CISPA, the Cyber Intelligence Sharing and Protection Act, passed the US House of Representatives last week in the wake of the horrific Boston Marathon bombing, but it faces significant hurdles in the Senate. The bipartisan bill proposed by Dutch Ruppersberger (D-MD) and Mike Rogers (R-MI) allows private businesses as well as government agencies to share [...]Show More Summary
Activists planning an "Internet Blackout" today to protest CISPA—the Cyber Intelligence Sharing and Protection Act—hoped to channel the same energy that helped sink another unpopular piece of Web legislation about 15 months ago. So far, that doesn’t seem to be happening. Show More Summary
About 900 sites have blacked out in protest of the Cyber Intelligence Sharing and Protection Act, or CISPA, which passed a House vote last week. The protest is being led by the hacker activist group Anonymous. The bill seeks to remove...Show More Summary
The Cyber Intelligence Sharing and Protection Act (CISPA), aimed at investigating cyber-threats, just passed in the House. Digital-rights activist Mark Jaycox outlines the precise effects of the bill in its current form: Companies have new rights to monitor user actions and share data – including potentially sensitive user data – with the government without a [...]
FindLaw columnist Eric Sinrod writes regularly in this section on legal developments surrounding technology and the Internet.
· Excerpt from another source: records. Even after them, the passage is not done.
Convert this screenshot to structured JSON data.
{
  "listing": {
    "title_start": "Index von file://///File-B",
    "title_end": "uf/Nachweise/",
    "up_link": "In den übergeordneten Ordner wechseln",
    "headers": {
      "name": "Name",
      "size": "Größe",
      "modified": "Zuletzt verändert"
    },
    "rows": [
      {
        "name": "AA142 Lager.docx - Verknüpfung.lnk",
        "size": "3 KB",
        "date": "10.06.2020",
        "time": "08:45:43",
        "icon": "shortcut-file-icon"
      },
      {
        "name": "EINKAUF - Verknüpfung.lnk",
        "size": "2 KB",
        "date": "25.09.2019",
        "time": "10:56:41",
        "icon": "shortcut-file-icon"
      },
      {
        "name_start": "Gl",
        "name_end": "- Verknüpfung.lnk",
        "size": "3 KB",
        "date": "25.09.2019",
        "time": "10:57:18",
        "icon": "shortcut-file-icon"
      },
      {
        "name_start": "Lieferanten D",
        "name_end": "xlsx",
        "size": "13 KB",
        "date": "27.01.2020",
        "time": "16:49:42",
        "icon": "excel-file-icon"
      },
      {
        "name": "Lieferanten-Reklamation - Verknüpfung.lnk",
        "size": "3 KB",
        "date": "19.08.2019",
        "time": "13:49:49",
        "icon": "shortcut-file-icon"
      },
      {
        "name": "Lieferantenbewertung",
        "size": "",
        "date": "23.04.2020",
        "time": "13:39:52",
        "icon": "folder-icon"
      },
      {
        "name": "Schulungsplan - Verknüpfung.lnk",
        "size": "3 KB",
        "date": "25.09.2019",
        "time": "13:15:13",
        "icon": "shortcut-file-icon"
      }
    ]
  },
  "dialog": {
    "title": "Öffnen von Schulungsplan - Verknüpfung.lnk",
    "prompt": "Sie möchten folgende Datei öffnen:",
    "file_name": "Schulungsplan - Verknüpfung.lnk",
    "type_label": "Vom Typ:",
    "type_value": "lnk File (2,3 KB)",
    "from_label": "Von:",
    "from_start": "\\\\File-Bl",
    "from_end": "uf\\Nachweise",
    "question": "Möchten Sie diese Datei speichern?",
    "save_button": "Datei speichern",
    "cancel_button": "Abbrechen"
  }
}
The House has approved the Cyber Intelligence Sharing and Protection Act (CISPA, H.R. 624). CISPA allows private companies and the federal government to exchange information relating to cybersecurity threats. The bill was passed......
Photo: Shutterstock We've been CISPA'd again. For a second year the US House has passed the embarrassingly vague Cyber Intelligence Sharing and Protection Act, a bill that could scatter your personal information like a tornado hitting a trailer park. Echoing last year, the Obama administration has threatened to veto CISPA if it fails to incorporate [...]
Today, hundreds of websites, subreddits and Tumblr blogs are participating in a day-long blackout protest led by Anonymous against the the Cyber Intelligence Sharing and Protect Act (CISPA) passed by the House last Thursday. For the complete listing of websites participating in the blackout, check out the index page over at AnonyOps.
About 400 websites are taking part in an online blackout today to protest the Cyber Intelligence Sharing and Protection Act (CISPA). The web-based demonstration, organized by the hacktivist organization, Anonymous, is not likely to interfere with the average web user's day, unless that user frequently posts funny videos on Reddit. Show More Summary